I don't teach ANY release that has people pressing their hands into the top of the horse's neck. If the horse were to need some rein, the rider would be unable to give it, since they are on top of the crest and locked in. Also, pressing onto the top of the crest encourages the rider to go too far forward with their upper body and "prop up" their upper body, instead of using their lower leg to counterbalance the weight of the upper body. I teach a "crest" release that has the rider pressing the hands onto the sides of the crest instead of the top of the crest. That way, the hand is able to give some rein to the horse, if needed.
I will use myself as the example of the releases I prefer. BTW, my lower leg is further back, here, than I like. I am riding very aggressively for time and I sometimes get a little sloppy. Oh, well...

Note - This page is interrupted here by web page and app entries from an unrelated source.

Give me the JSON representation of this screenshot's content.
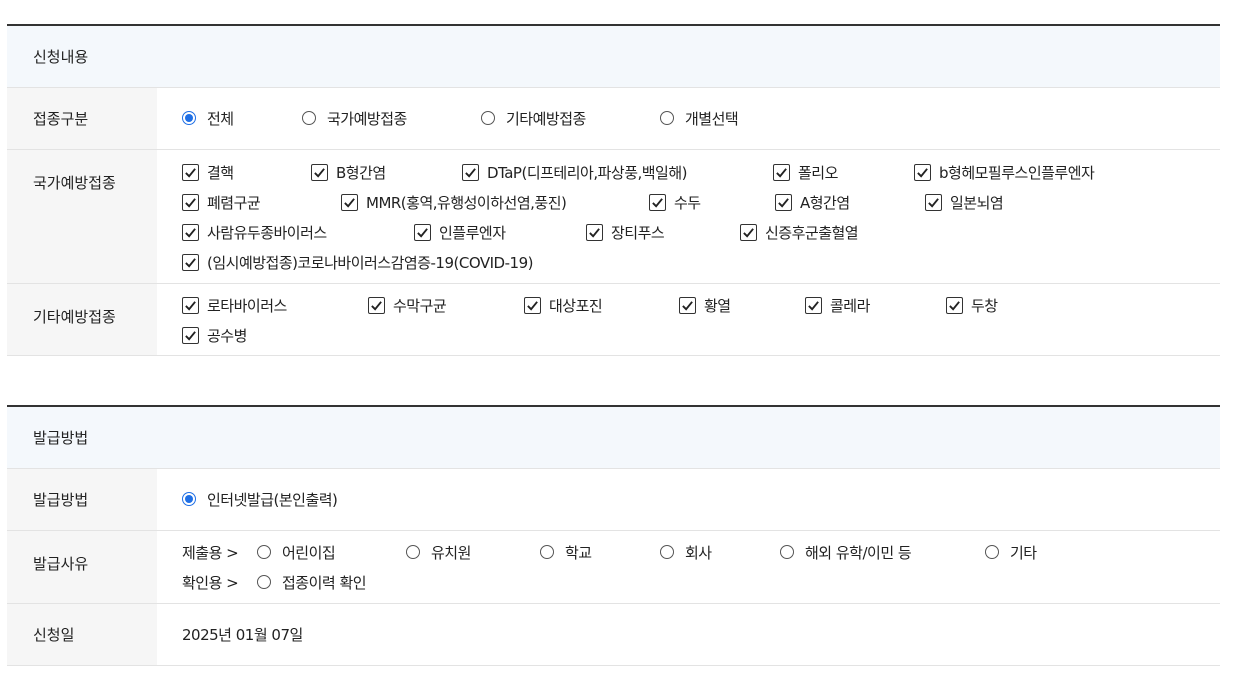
{
  "application": {
    "section_title": "신청내용",
    "vaccination_type": {
      "label": "접종구분",
      "options": [
        "전체",
        "국가예방접종",
        "기타예방접종",
        "개별선택"
      ],
      "selected": "전체"
    },
    "national": {
      "label": "국가예방접종",
      "items": [
        "결핵",
        "B형간염",
        "DTaP(디프테리아,파상풍,백일해)",
        "폴리오",
        "b형헤모필루스인플루엔자",
        "폐렴구균",
        "MMR(홍역,유행성이하선염,풍진)",
        "수두",
        "A형간염",
        "일본뇌염",
        "사람유두종바이러스",
        "인플루엔자",
        "장티푸스",
        "신증후군출혈열",
        "(임시예방접종)코로나바이러스감염증-19(COVID-19)"
      ],
      "checked": true
    },
    "other": {
      "label": "기타예방접종",
      "items": [
        "로타바이러스",
        "수막구균",
        "대상포진",
        "황열",
        "콜레라",
        "두창",
        "공수병"
      ],
      "checked": true
    }
  },
  "issuance": {
    "section_title": "발급방법",
    "method": {
      "label": "발급방법",
      "option": "인터넷발급(본인출력)",
      "selected": true
    },
    "reason": {
      "label": "발급사유",
      "submit_prefix": "제출용 >",
      "submit_options": [
        "어린이집",
        "유치원",
        "학교",
        "회사",
        "해외 유학/이민 등",
        "기타"
      ],
      "confirm_prefix": "확인용 >",
      "confirm_options": [
        "접종이력 확인"
      ]
    },
    "date": {
      "label": "신청일",
      "value": "2025년 01월 07일"
    }
  }
}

This is the "crest" release I teach;
Notice the hands are on the side of the neck. It is not an auto release, due to the broken line from the elbow to the bit.
The auto release is what I want all my riders to try to attain. Some jumps, especially when going XC or riding for time, just are not where you would use the auto release. This is where there is a straight line from elbow to bit. This allows the BEST feel of the horse's mouth and allows the rider to adjust the reins as needed. This is an auto release;
My critique here is my hands are too open, not gripping strongly. This can allow rein slippage. Again, oh, well...
I hope this helps show the difference for you.